John Winston Lennon was born on October 9, 1940 to a troubled, working-class Liverpool family. John's father deserted his mother when John was only three, so at an early age Lennon was sent to live with his aunt in the suburb of Woolton, where he was a rebellious child. Frequently skipping school and doodling instead of studying, Lennon left Quarry Bank High School at age 16 after his aunt persuaded the headmaster to write him a recommendation to Liverpool Art College. At art school Lennon became involved in music, buying a guitar and starting a skiffle band in early 1957. That band, the Quarrymen, evolved over the next few years into the Beatles. Lennon remained a principle singer and songwriter for the band through its decade-long career, splitting these duties with Paul McCartney. The pair agreed early on to share songwriting credits, though they directly collaborated on only a few of the Beatles' hits. Lennon, for his part, contributed more experimental and mystical music during the band's later years, while McCartney was more pop-oriented; Lennon also led the group into drug use during the mid-'60s and encouraged them to follow his guru, the Maharishi Mahesh Yogi.
Shortly after forming the Beatles, Lennon married an art school classmate, Cynthia Powell, with whom he had a son, Julian, in 1963. Their marriage was rocky, especially after Lennon began openly dating an older Japanese-American artist named Yoko Ono. Cynthia divorced John in 1968, clearing the way for John and Yoko to begin living and working together full time. Shortly after the release of 1968's The Beatles (aka The White Album), John and Yoko released the experimental "found sound" collection Unfinished Music, No. 1 -- Two Virgins. The cover of this album featured a naked photo of the couple, causing it to be banned from many stores. Lennon and Ono became the subject of media attention as reporters speculated that Ono was "controlling" Lennon and causing trouble for the beloved Beatles. In the spring of 1969, shortly after the trouble-filled Get Back sessions were completed, Lennon and a very pregnant Ono embarked on a "honeymoon" to Europe, stopping along the way to get married in Gibraltar on March 20th. The couple staged a notorious "Bed-In" at the Amsterdam Hilton, where they recorded the single "Give Peace a Chance," released later that year. Opposition to the Vietnam War was very important to the couple, who constantly decried political injustices from their celebrity bully pulpit.

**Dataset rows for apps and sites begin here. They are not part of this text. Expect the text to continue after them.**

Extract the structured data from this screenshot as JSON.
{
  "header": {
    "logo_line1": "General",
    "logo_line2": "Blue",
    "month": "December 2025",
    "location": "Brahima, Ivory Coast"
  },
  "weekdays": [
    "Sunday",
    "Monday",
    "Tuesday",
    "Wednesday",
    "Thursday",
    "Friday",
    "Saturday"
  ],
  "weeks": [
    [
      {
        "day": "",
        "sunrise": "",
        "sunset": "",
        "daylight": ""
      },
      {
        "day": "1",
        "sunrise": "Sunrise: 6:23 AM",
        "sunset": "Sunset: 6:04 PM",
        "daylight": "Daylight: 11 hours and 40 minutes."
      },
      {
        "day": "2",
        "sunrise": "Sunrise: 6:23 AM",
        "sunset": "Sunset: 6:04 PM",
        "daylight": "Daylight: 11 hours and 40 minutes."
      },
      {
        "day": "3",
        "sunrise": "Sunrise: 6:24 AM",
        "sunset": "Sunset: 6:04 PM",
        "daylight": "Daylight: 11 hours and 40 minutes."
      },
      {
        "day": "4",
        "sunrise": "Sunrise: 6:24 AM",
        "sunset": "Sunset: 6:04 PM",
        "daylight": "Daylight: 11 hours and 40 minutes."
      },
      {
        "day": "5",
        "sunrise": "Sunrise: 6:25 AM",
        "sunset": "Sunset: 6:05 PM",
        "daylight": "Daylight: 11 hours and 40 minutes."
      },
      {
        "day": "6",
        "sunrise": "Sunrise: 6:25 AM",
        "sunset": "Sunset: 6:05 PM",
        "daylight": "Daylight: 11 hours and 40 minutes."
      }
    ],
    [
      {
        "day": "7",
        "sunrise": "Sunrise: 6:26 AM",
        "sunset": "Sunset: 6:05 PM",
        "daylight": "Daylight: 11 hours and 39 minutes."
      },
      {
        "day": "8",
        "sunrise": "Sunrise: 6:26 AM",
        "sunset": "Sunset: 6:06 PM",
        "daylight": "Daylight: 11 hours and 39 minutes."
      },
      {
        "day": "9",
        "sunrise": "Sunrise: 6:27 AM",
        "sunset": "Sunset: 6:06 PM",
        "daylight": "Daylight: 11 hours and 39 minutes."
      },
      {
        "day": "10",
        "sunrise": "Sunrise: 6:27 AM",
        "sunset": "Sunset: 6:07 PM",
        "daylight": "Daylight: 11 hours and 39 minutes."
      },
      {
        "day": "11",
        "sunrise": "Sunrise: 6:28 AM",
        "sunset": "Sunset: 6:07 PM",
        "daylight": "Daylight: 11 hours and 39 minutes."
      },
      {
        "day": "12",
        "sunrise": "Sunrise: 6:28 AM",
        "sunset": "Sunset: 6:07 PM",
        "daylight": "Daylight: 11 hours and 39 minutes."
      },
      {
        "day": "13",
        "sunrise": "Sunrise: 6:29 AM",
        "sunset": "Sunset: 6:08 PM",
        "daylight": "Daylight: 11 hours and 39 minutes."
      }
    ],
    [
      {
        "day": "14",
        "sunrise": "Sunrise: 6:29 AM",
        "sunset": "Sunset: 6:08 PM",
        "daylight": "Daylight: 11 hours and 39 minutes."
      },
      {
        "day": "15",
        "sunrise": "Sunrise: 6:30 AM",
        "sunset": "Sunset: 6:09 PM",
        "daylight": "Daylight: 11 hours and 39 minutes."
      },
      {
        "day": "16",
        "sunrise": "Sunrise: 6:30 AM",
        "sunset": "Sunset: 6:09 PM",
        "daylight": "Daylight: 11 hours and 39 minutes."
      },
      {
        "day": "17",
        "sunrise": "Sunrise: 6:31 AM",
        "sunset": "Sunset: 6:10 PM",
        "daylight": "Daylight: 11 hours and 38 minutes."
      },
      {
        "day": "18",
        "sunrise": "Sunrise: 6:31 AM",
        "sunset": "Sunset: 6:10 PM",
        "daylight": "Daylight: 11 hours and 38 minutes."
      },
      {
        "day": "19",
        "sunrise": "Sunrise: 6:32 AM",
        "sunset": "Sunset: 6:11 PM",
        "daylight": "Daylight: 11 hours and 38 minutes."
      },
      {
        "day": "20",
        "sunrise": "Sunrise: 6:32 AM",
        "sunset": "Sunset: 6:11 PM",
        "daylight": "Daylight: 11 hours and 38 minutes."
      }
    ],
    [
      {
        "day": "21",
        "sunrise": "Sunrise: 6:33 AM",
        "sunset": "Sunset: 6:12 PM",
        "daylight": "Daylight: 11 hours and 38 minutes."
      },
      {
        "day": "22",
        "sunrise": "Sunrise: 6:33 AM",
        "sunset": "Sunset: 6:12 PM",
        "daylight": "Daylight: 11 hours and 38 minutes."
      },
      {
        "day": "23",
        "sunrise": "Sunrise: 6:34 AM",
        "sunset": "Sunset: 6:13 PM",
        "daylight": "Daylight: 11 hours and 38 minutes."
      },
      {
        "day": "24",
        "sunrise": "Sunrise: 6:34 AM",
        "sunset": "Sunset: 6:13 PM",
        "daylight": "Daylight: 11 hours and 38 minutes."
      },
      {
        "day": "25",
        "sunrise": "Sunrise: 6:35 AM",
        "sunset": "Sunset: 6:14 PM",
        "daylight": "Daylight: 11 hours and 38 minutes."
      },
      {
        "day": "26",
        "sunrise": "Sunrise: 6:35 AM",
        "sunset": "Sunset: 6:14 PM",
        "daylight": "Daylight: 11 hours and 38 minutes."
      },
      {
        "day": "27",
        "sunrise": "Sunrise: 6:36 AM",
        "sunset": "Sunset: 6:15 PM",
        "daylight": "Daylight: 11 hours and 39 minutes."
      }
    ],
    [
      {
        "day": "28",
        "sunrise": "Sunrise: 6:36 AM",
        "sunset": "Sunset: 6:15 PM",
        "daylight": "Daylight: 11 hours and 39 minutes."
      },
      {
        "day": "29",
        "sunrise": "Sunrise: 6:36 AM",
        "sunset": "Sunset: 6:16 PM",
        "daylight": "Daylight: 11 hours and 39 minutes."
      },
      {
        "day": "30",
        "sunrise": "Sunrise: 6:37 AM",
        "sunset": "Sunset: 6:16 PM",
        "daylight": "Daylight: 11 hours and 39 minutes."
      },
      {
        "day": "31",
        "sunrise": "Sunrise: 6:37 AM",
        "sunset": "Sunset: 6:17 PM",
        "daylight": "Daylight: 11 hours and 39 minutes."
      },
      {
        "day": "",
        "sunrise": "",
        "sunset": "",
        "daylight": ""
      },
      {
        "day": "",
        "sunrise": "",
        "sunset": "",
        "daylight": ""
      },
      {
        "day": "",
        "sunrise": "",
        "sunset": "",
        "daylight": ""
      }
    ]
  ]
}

The newlyweds returned to England in May 1969, where Yoko had a miscarriage, the first of several. To deal with their anguish, John and Yoko hastily recorded two more avante- garde albums, Life with the Lions -- Unfinished Music No. 2 (which features such "songs" as flipping through various radio stations and several minutes of silence) and The Wedding Album (whose entire B-side consists of John and Yoko screaming each other's name). After recording Abbey Road during the summer of 1969, Lennon flew to Toronto, where he performed at a September rock 'n' roll festival with "The Plastic Ono Band," consisting of Ono, famed guitarist Eric Clapton, German session bassist Klaus Voormann and drummer Alan White; the band's performance was captured on a live album released later that year.
As Lennon spent more time collaborating with Ono, he began to distance himself from the other Beatles. In late 1969 he informed the group that he wanted to quit the band, but because contract negotiations were underway with EMI, his decision was kept quiet. Lennon and the Plastic Ono band recorded the single "Cold Turkey," about Lennon's struggles with heroin, but the song was not particularly popular. Lennon intensified his political actions, paying for billboards in various cities that called for the end of war, and returning an award given to him by the Queen in protest of Britain's involvement in Biafra. Lennon refocused on his music career in February 1970 with the Top 10 hit "Insta